*GIVEN RECORDS*.
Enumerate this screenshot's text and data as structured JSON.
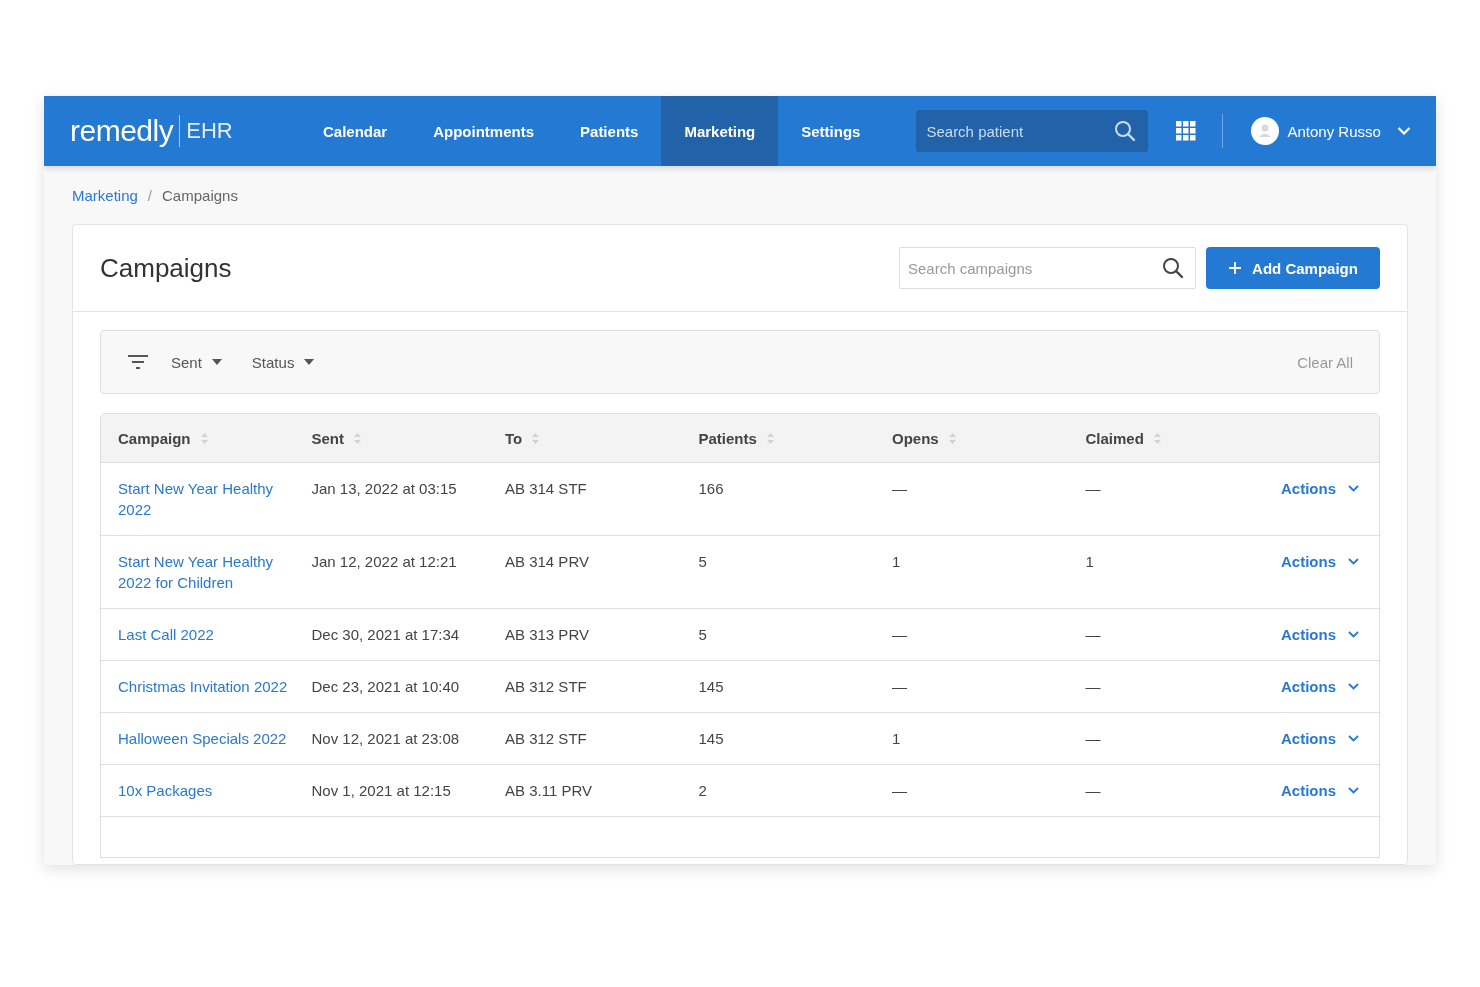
{
  "brand": {
    "name": "remedly",
    "product": "EHR"
  },
  "nav": [
    {
      "label": "Calendar",
      "selected": false
    },
    {
      "label": "Appointments",
      "selected": false
    },
    {
      "label": "Patients",
      "selected": false
    },
    {
      "label": "Marketing",
      "selected": true
    },
    {
      "label": "Settings",
      "selected": false
    }
  ],
  "patient_search": {
    "placeholder": "Search patient"
  },
  "user": {
    "name": "Antony Russo"
  },
  "breadcrumb": [
    {
      "label": "Marketing",
      "kind": "link"
    },
    {
      "label": "/",
      "kind": "separator"
    },
    {
      "label": "Campaigns",
      "kind": "current"
    }
  ],
  "page_title": "Campaigns",
  "campaign_search": {
    "placeholder": "Search campaigns"
  },
  "add_button": "Add Campaign",
  "filters": [
    {
      "label": "Sent"
    },
    {
      "label": "Status"
    }
  ],
  "clear_all": "Clear All",
  "table": {
    "columns": [
      "Campaign",
      "Sent",
      "To",
      "Patients",
      "Opens",
      "Claimed"
    ],
    "rows": [
      {
        "campaign": "Start New Year Healthy 2022",
        "sent": "Jan 13, 2022 at 03:15",
        "to": "AB 314 STF",
        "patients": "166",
        "opens": "—",
        "claimed": "—",
        "action": "Actions"
      },
      {
        "campaign": "Start New Year Healthy 2022 for Children",
        "sent": "Jan 12, 2022 at 12:21",
        "to": "AB 314 PRV",
        "patients": "5",
        "opens": "1",
        "claimed": "1",
        "action": "Actions"
      },
      {
        "campaign": "Last Call 2022",
        "sent": "Dec 30, 2021 at 17:34",
        "to": "AB 313 PRV",
        "patients": "5",
        "opens": "—",
        "claimed": "—",
        "action": "Actions"
      },
      {
        "campaign": "Christmas Invitation 2022",
        "sent": "Dec 23, 2021 at 10:40",
        "to": "AB 312 STF",
        "patients": "145",
        "opens": "—",
        "claimed": "—",
        "action": "Actions"
      },
      {
        "campaign": "Halloween Specials 2022",
        "sent": "Nov 12, 2021 at 23:08",
        "to": "AB 312 STF",
        "patients": "145",
        "opens": "1",
        "claimed": "—",
        "action": "Actions"
      },
      {
        "campaign": "10x Packages",
        "sent": "Nov 1, 2021 at 12:15",
        "to": "AB 3.11 PRV",
        "patients": "2",
        "opens": "—",
        "claimed": "—",
        "action": "Actions"
      }
    ]
  }
}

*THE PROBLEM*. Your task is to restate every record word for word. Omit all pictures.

*SOLUTION TO THIS TASK*.
Enumerate this screenshot's text and data as structured JSON.
{
  "brand": {
    "name": "remedly",
    "product": "EHR"
  },
  "nav": [
    {
      "label": "Calendar",
      "selected": false
    },
    {
      "label": "Appointments",
      "selected": false
    },
    {
      "label": "Patients",
      "selected": false
    },
    {
      "label": "Marketing",
      "selected": true
    },
    {
      "label": "Settings",
      "selected": false
    }
  ],
  "patient_search": {
    "placeholder": "Search patient"
  },
  "user": {
    "name": "Antony Russo"
  },
  "breadcrumb": [
    {
      "label": "Marketing",
      "kind": "link"
    },
    {
      "label": "/",
      "kind": "separator"
    },
    {
      "label": "Campaigns",
      "kind": "current"
    }
  ],
  "page_title": "Campaigns",
  "campaign_search": {
    "placeholder": "Search campaigns"
  },
  "add_button": "Add Campaign",
  "filters": [
    {
      "label": "Sent"
    },
    {
      "label": "Status"
    }
  ],
  "clear_all": "Clear All",
  "table": {
    "columns": [
      "Campaign",
      "Sent",
      "To",
      "Patients",
      "Opens",
      "Claimed"
    ],
    "rows": [
      {
        "campaign": "Start New Year Healthy 2022",
        "sent": "Jan 13, 2022 at 03:15",
        "to": "AB 314 STF",
        "patients": "166",
        "opens": "—",
        "claimed": "—",
        "action": "Actions"
      },
      {
        "campaign": "Start New Year Healthy 2022 for Children",
        "sent": "Jan 12, 2022 at 12:21",
        "to": "AB 314 PRV",
        "patients": "5",
        "opens": "1",
        "claimed": "1",
        "action": "Actions"
      },
      {
        "campaign": "Last Call 2022",
        "sent": "Dec 30, 2021 at 17:34",
        "to": "AB 313 PRV",
        "patients": "5",
        "opens": "—",
        "claimed": "—",
        "action": "Actions"
      },
      {
        "campaign": "Christmas Invitation 2022",
        "sent": "Dec 23, 2021 at 10:40",
        "to": "AB 312 STF",
        "patients": "145",
        "opens": "—",
        "claimed": "—",
        "action": "Actions"
      },
      {
        "campaign": "Halloween Specials 2022",
        "sent": "Nov 12, 2021 at 23:08",
        "to": "AB 312 STF",
        "patients": "145",
        "opens": "1",
        "claimed": "—",
        "action": "Actions"
      },
      {
        "campaign": "10x Packages",
        "sent": "Nov 1, 2021 at 12:15",
        "to": "AB 3.11 PRV",
        "patients": "2",
        "opens": "—",
        "claimed": "—",
        "action": "Actions"
      }
    ]
  }
}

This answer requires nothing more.